■ **What you have to do**: Copy out lines with the word "deserves" from the material that follows.

■ **Task input**:
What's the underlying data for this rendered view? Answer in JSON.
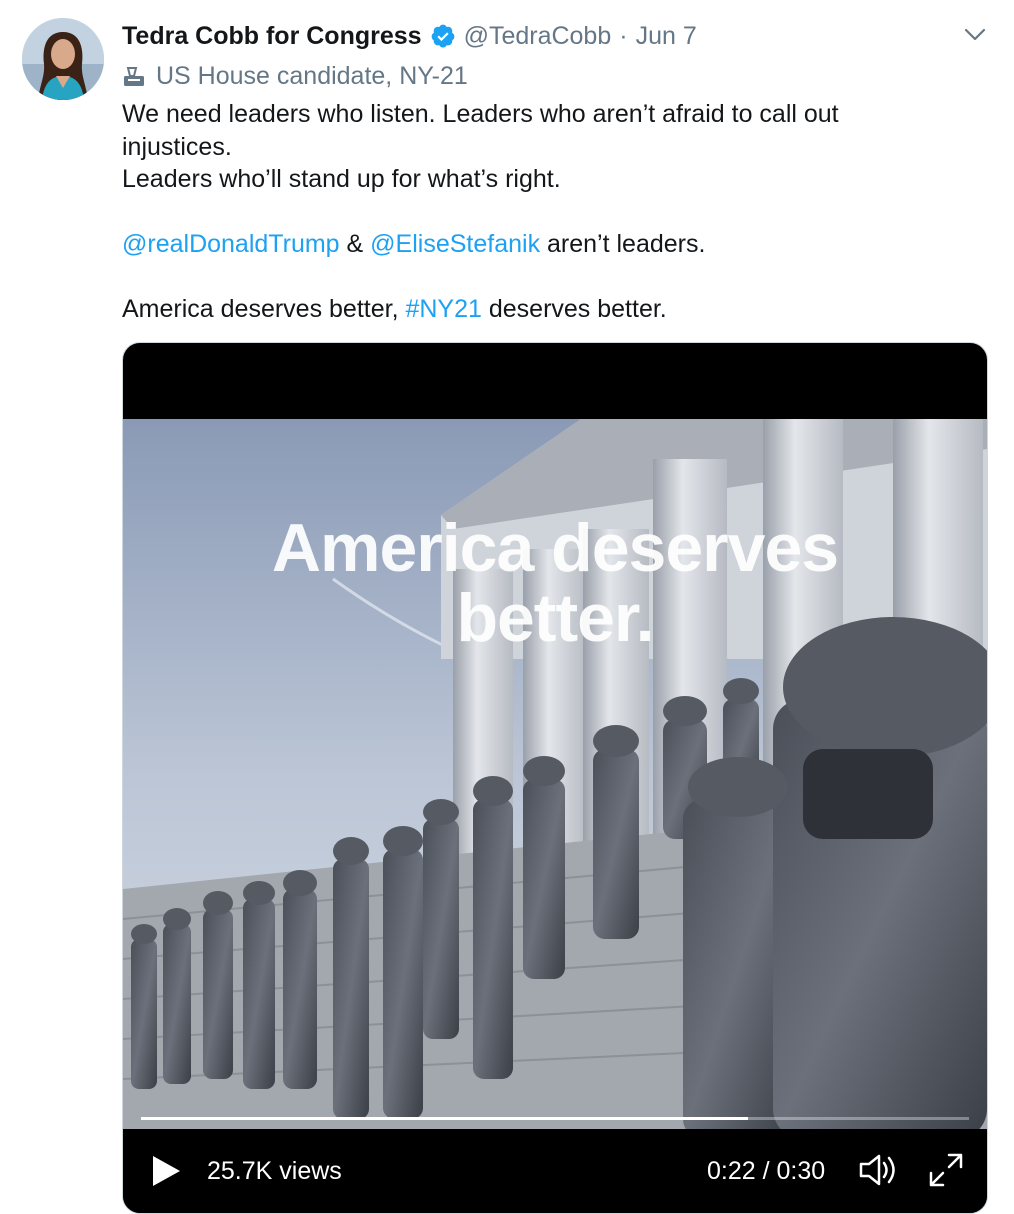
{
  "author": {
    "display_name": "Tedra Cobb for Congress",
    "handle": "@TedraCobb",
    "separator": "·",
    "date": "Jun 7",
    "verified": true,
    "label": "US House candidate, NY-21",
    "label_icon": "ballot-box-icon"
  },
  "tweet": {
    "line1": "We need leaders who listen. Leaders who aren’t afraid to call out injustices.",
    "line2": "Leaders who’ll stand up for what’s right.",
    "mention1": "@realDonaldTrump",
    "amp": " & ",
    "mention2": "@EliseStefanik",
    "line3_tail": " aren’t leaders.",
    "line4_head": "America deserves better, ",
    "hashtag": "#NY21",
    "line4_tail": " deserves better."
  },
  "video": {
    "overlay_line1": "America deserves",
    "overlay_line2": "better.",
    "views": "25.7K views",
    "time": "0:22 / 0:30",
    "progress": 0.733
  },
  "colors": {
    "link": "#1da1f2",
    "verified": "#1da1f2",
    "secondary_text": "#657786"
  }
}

■ **Response**:
    "line4_head": "America deserves better, ",
    "line4_tail": " deserves better."
    "overlay_line1": "America deserves",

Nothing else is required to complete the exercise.